Dataset content: Begin

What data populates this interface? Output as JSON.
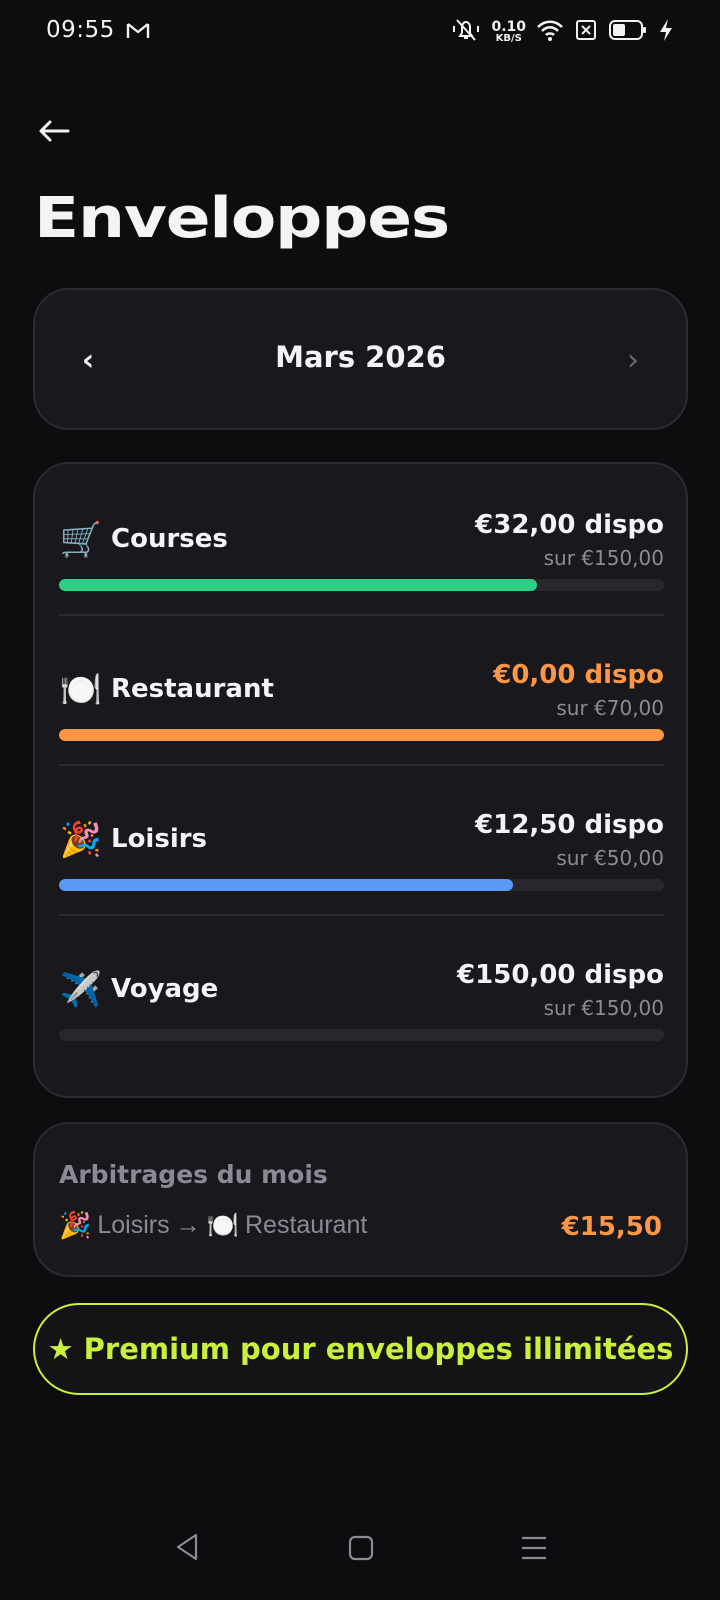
{
  "status_bar": {
    "time": "09:55",
    "speed_value": "0.10",
    "speed_unit": "KB/S",
    "icons": [
      "gmail-icon",
      "mute-icon",
      "wifi-icon",
      "sim-off-icon",
      "battery-icon",
      "charging-icon"
    ]
  },
  "header": {
    "back_icon": "arrow-left-icon",
    "title": "Enveloppes"
  },
  "month_selector": {
    "prev": "‹",
    "label": "Mars 2026",
    "next": "›"
  },
  "envelopes": [
    {
      "emoji": "🛒",
      "name": "Courses",
      "available": "€32,00 dispo",
      "total": "sur €150,00",
      "progress": 0.79,
      "color": "#2ecf85",
      "available_color": "#f4f4f6"
    },
    {
      "emoji": "🍽️",
      "name": "Restaurant",
      "available": "€0,00 dispo",
      "total": "sur €70,00",
      "progress": 1.0,
      "color": "#ff9645",
      "available_color": "#ff9645"
    },
    {
      "emoji": "🎉",
      "name": "Loisirs",
      "available": "€12,50 dispo",
      "total": "sur €50,00",
      "progress": 0.75,
      "color": "#5b9bf5",
      "available_color": "#f4f4f6"
    },
    {
      "emoji": "✈️",
      "name": "Voyage",
      "available": "€150,00 dispo",
      "total": "sur €150,00",
      "progress": 0.0,
      "color": "#5b9bf5",
      "available_color": "#f4f4f6"
    }
  ],
  "arbitrages": {
    "title": "Arbitrages du mois",
    "from_emoji": "🎉",
    "from": "Loisirs",
    "arrow": "→",
    "to_emoji": "🍽️",
    "to": "Restaurant",
    "amount": "€15,50"
  },
  "premium": {
    "label": "★ Premium pour enveloppes illimitées"
  },
  "colors": {
    "background": "#0d0d0f",
    "card": "#19191d",
    "accent": "#c8f03c",
    "warning": "#ff9645"
  }
}
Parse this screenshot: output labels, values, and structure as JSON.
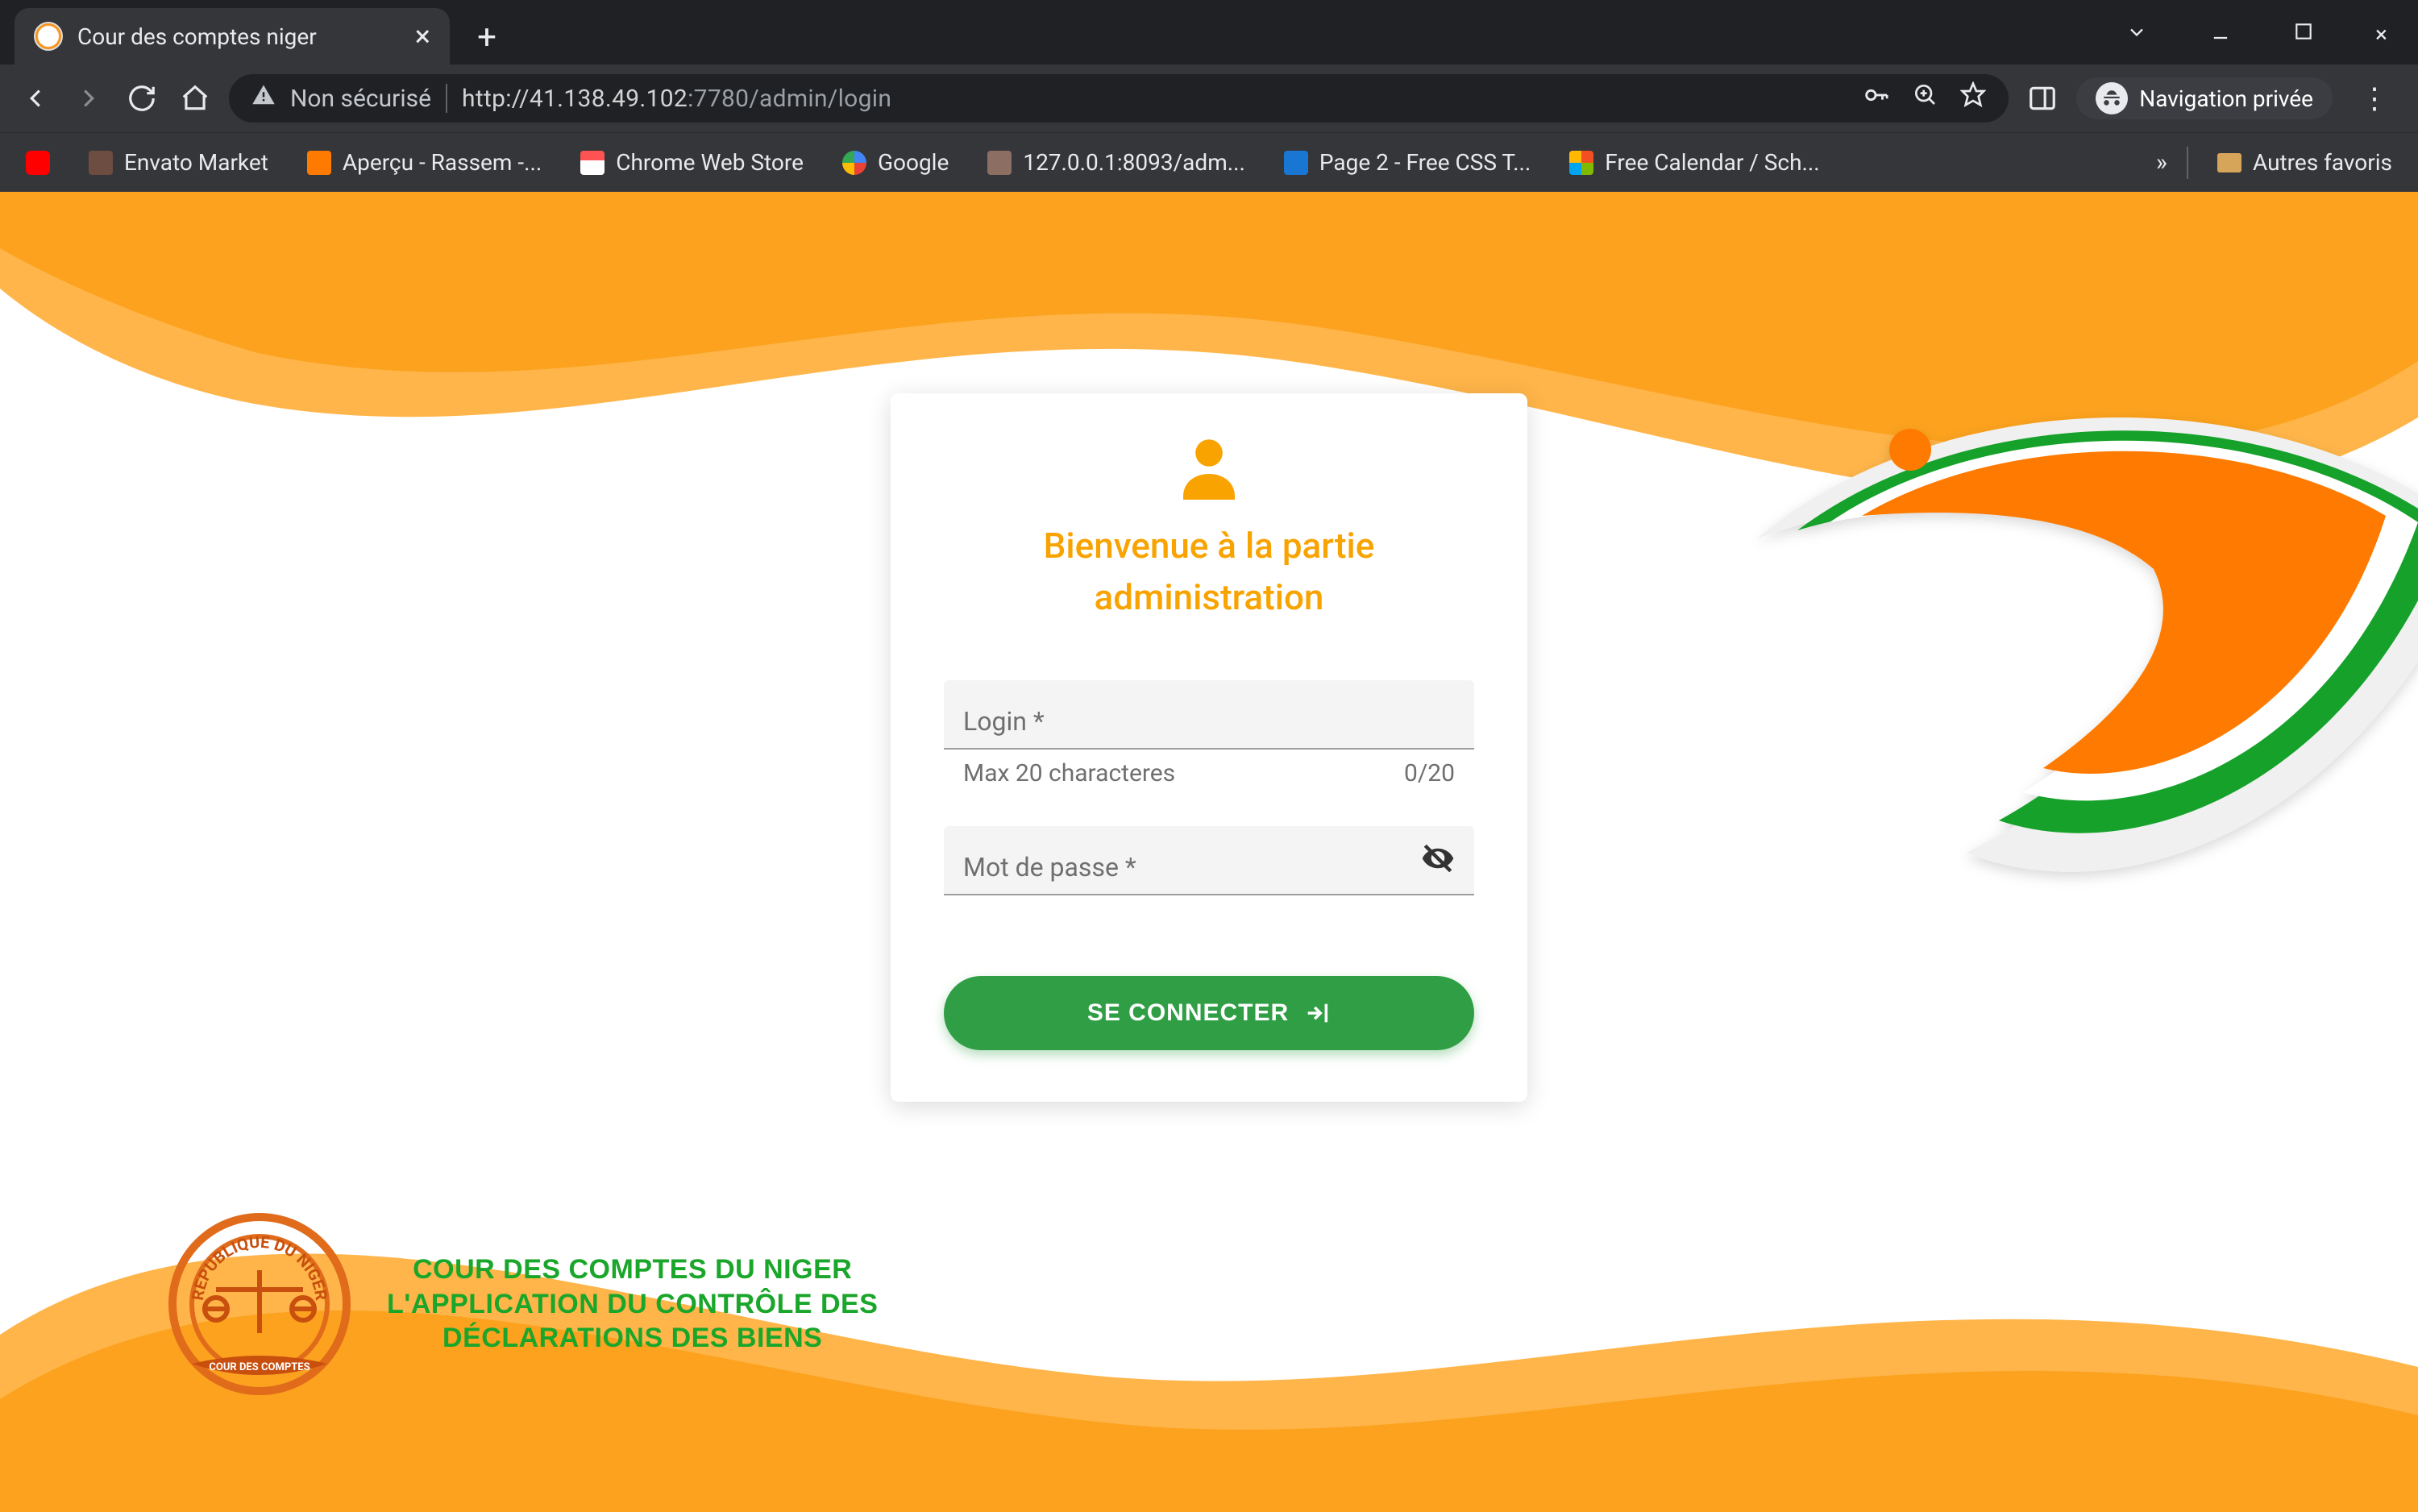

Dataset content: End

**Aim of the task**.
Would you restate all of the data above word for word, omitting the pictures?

**Answer to this exercise**.
What data populates this interface? Output as JSON.
{
  "status_bar": {
    "time": "09:55",
    "speed_value": "0.10",
    "speed_unit": "KB/S",
    "icons": [
      "gmail-icon",
      "mute-icon",
      "wifi-icon",
      "sim-off-icon",
      "battery-icon",
      "charging-icon"
    ]
  },
  "header": {
    "back_icon": "arrow-left-icon",
    "title": "Enveloppes"
  },
  "month_selector": {
    "prev": "‹",
    "label": "Mars 2026",
    "next": "›"
  },
  "envelopes": [
    {
      "emoji": "🛒",
      "name": "Courses",
      "available": "€32,00 dispo",
      "total": "sur €150,00",
      "progress": 0.79,
      "color": "#2ecf85",
      "available_color": "#f4f4f6"
    },
    {
      "emoji": "🍽️",
      "name": "Restaurant",
      "available": "€0,00 dispo",
      "total": "sur €70,00",
      "progress": 1.0,
      "color": "#ff9645",
      "available_color": "#ff9645"
    },
    {
      "emoji": "🎉",
      "name": "Loisirs",
      "available": "€12,50 dispo",
      "total": "sur €50,00",
      "progress": 0.75,
      "color": "#5b9bf5",
      "available_color": "#f4f4f6"
    },
    {
      "emoji": "✈️",
      "name": "Voyage",
      "available": "€150,00 dispo",
      "total": "sur €150,00",
      "progress": 0.0,
      "color": "#5b9bf5",
      "available_color": "#f4f4f6"
    }
  ],
  "arbitrages": {
    "title": "Arbitrages du mois",
    "from_emoji": "🎉",
    "from": "Loisirs",
    "arrow": "→",
    "to_emoji": "🍽️",
    "to": "Restaurant",
    "amount": "€15,50"
  },
  "premium": {
    "label": "★ Premium pour enveloppes illimitées"
  },
  "colors": {
    "background": "#0d0d0f",
    "card": "#19191d",
    "accent": "#c8f03c",
    "warning": "#ff9645"
  }
}
Parse this screenshot: output labels, values, and structure as JSON.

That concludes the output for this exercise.